    Video Chinese-Americans Heart Trump, Bucking National Trend

    A new study conducted by three Asian-American organizations shows there are three times as many Democrats as there are Republicans among Asian-American voters, and they favor Hillary Clinton over Donald Trump. But one group, called Chinese-Americans For Trump, is going against the tide and strongly supports the business tycoon. VOA’s Elizabeth Lee caught up with them at a Trump rally and reports from Anaheim, California.
    Video

    Video Reactions to Trump's Success Polarized Abroad

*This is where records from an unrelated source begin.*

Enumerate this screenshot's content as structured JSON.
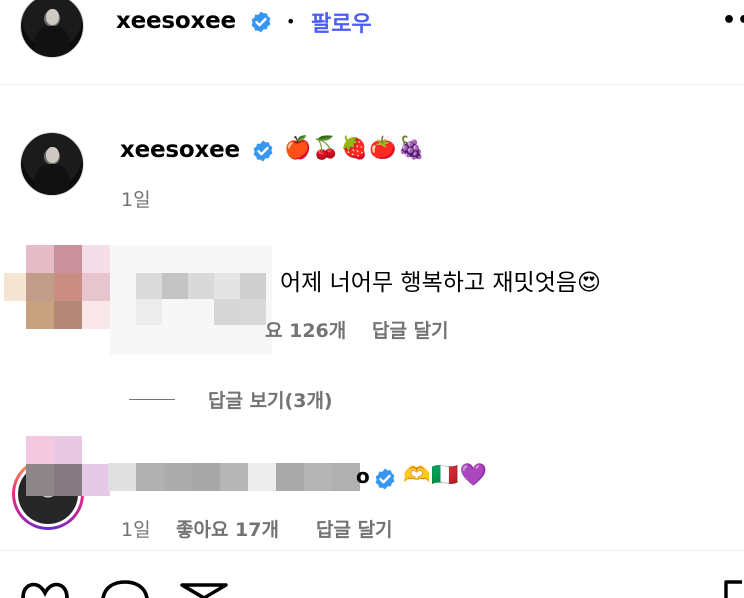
{
  "header": {
    "username": "xeesoxee",
    "separator": "•",
    "follow_label": "팔로우",
    "more_label": "••"
  },
  "caption": {
    "username": "xeesoxee",
    "emojis": "🍎🍒🍓🍅🍇",
    "time": "1일"
  },
  "comment1": {
    "text": "어제 너어무 행복하고 재밋엇음😍",
    "likes_fragment": "요 126개",
    "reply_label": "답글 달기",
    "view_replies": "답글 보기(3개)"
  },
  "comment2": {
    "username_tail": "o",
    "emojis": "🫶🇮🇹💜",
    "time": "1일",
    "likes": "좋아요 17개",
    "reply_label": "답글 달기"
  },
  "colors": {
    "accent": "#4a5df9",
    "verified": "#3797f0",
    "secondary_text": "#737373"
  },
  "icons": {
    "like": "heart-icon",
    "comment": "comment-icon",
    "share": "paper-plane-icon",
    "save": "bookmark-icon",
    "verified": "verified-badge-icon",
    "more": "more-options-icon"
  }
}
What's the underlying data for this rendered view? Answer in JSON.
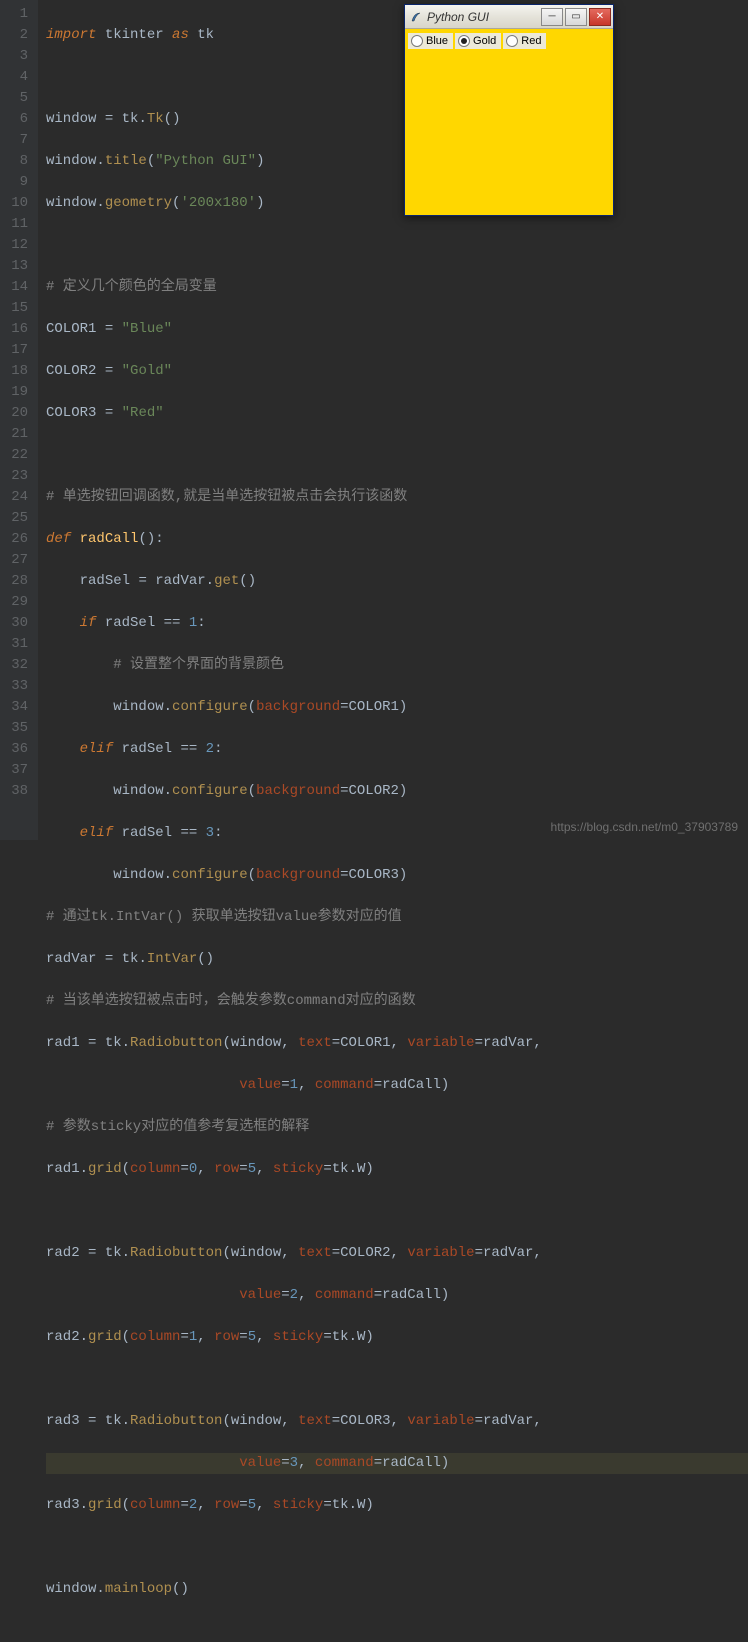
{
  "editor": {
    "line_count": 38,
    "highlighted_line": 35,
    "lines": {
      "l1": {
        "kw1": "import",
        "mod": "tkinter",
        "kw2": "as",
        "alias": "tk"
      },
      "l3": {
        "v": "window",
        "op": "=",
        "obj": "tk",
        "fn": "Tk",
        "args": "()"
      },
      "l4": {
        "obj": "window",
        "fn": "title",
        "str": "\"Python GUI\""
      },
      "l5": {
        "obj": "window",
        "fn": "geometry",
        "str": "'200x180'"
      },
      "l7": {
        "cmt": "# 定义几个颜色的全局变量"
      },
      "l8": {
        "v": "COLOR1",
        "op": "=",
        "str": "\"Blue\""
      },
      "l9": {
        "v": "COLOR2",
        "op": "=",
        "str": "\"Gold\""
      },
      "l10": {
        "v": "COLOR3",
        "op": "=",
        "str": "\"Red\""
      },
      "l12": {
        "cmt": "# 单选按钮回调函数,就是当单选按钮被点击会执行该函数"
      },
      "l13": {
        "kw": "def",
        "fn": "radCall",
        "args": "():"
      },
      "l14": {
        "v": "radSel",
        "op": "=",
        "obj": "radVar",
        "fn": "get",
        "args": "()"
      },
      "l15": {
        "kw": "if",
        "v": "radSel",
        "op": "==",
        "num": "1",
        "colon": ":"
      },
      "l16": {
        "cmt": "# 设置整个界面的背景颜色"
      },
      "l17": {
        "obj": "window",
        "fn": "configure",
        "p": "background",
        "eq": "=",
        "val": "COLOR1"
      },
      "l18": {
        "kw": "elif",
        "v": "radSel",
        "op": "==",
        "num": "2",
        "colon": ":"
      },
      "l19": {
        "obj": "window",
        "fn": "configure",
        "p": "background",
        "eq": "=",
        "val": "COLOR2"
      },
      "l20": {
        "kw": "elif",
        "v": "radSel",
        "op": "==",
        "num": "3",
        "colon": ":"
      },
      "l21": {
        "obj": "window",
        "fn": "configure",
        "p": "background",
        "eq": "=",
        "val": "COLOR3"
      },
      "l22": {
        "cmt": "# 通过tk.IntVar() 获取单选按钮value参数对应的值"
      },
      "l23": {
        "v": "radVar",
        "op": "=",
        "obj": "tk",
        "fn": "IntVar",
        "args": "()"
      },
      "l24": {
        "cmt": "# 当该单选按钮被点击时，会触发参数command对应的函数"
      },
      "l25": {
        "v": "rad1",
        "op": "=",
        "obj": "tk",
        "fn": "Radiobutton",
        "arg1": "window",
        "p1": "text",
        "pv1": "COLOR1",
        "p2": "variable",
        "pv2": "radVar",
        "comma": ","
      },
      "l26": {
        "p1": "value",
        "pv1": "1",
        "p2": "command",
        "pv2": "radCall"
      },
      "l27": {
        "cmt": "# 参数sticky对应的值参考复选框的解释"
      },
      "l28": {
        "obj": "rad1",
        "fn": "grid",
        "p1": "column",
        "pv1": "0",
        "p2": "row",
        "pv2": "5",
        "p3": "sticky",
        "pv3a": "tk",
        "pv3b": "W"
      },
      "l30": {
        "v": "rad2",
        "op": "=",
        "obj": "tk",
        "fn": "Radiobutton",
        "arg1": "window",
        "p1": "text",
        "pv1": "COLOR2",
        "p2": "variable",
        "pv2": "radVar",
        "comma": ","
      },
      "l31": {
        "p1": "value",
        "pv1": "2",
        "p2": "command",
        "pv2": "radCall"
      },
      "l32": {
        "obj": "rad2",
        "fn": "grid",
        "p1": "column",
        "pv1": "1",
        "p2": "row",
        "pv2": "5",
        "p3": "sticky",
        "pv3a": "tk",
        "pv3b": "W"
      },
      "l34": {
        "v": "rad3",
        "op": "=",
        "obj": "tk",
        "fn": "Radiobutton",
        "arg1": "window",
        "p1": "text",
        "pv1": "COLOR3",
        "p2": "variable",
        "pv2": "radVar",
        "comma": ","
      },
      "l35": {
        "p1": "value",
        "pv1": "3",
        "p2": "command",
        "pv2": "radCall"
      },
      "l36": {
        "obj": "rad3",
        "fn": "grid",
        "p1": "column",
        "pv1": "2",
        "p2": "row",
        "pv2": "5",
        "p3": "sticky",
        "pv3a": "tk",
        "pv3b": "W"
      },
      "l38": {
        "obj": "window",
        "fn": "mainloop",
        "args": "()"
      }
    }
  },
  "tkwindow": {
    "title": "Python GUI",
    "radios": [
      {
        "label": "Blue",
        "selected": false
      },
      {
        "label": "Gold",
        "selected": true
      },
      {
        "label": "Red",
        "selected": false
      }
    ],
    "bg_color": "#ffd700"
  },
  "watermark": "https://blog.csdn.net/m0_37903789"
}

    What seemed impossible less than a year ago is now almost a certainty. New York real estate mogul Donald Trump has won the number of delegates needed to secure the Republican presidential nomination. The prospect has sparked as much controversy abroad as it has in the United States. Zlatica Hoke has more.
    Video

    Video Drawings by Children in Hiroshima Show Hope and Peace

    On Friday, President Barack Obama will visit Hiroshima, Japan, the first American president to do so while in office. In August 1945, the United States dropped an atomic bomb on the city to force Japan's surrender in World War II. Although their city lay in ruins, some Hiroshima schoolchildren drew pictures of hope and peace. The former students and their drawings are now part of a documentary called “Pictures from a Hiroshima Schoolyard.” VOA's Deborah Block has the story.
    Video

    Video Vietnamese Rapper Performs for Obama

    A prominent young Vietnamese artist told President Obama said she faced roadblocks as a woman rapper, and asked the president about government support for the arts. He asked her to rap, and he even offered to provide a base beat for her. Watch what happened.
    Video

    Video Roots Run Deep for Tunisia's Dwindling Jewish Community

    This week, hundreds of Jewish pilgrims are defying terrorist threats to celebrate an ancient religious festival on the Tunisian island of Djerba. The festivities cast a spotlight on North Africa's once-vibrant Jewish population that has all but died out in recent decades. Despite rising threats of militant Islam and the country's battered economy, one of the Arab world's last Jewish communities is staying put and nurturing a new generation. VOA’s Lisa Bryant reports.

    Special Report

    Adrift The Invisible African Diaspora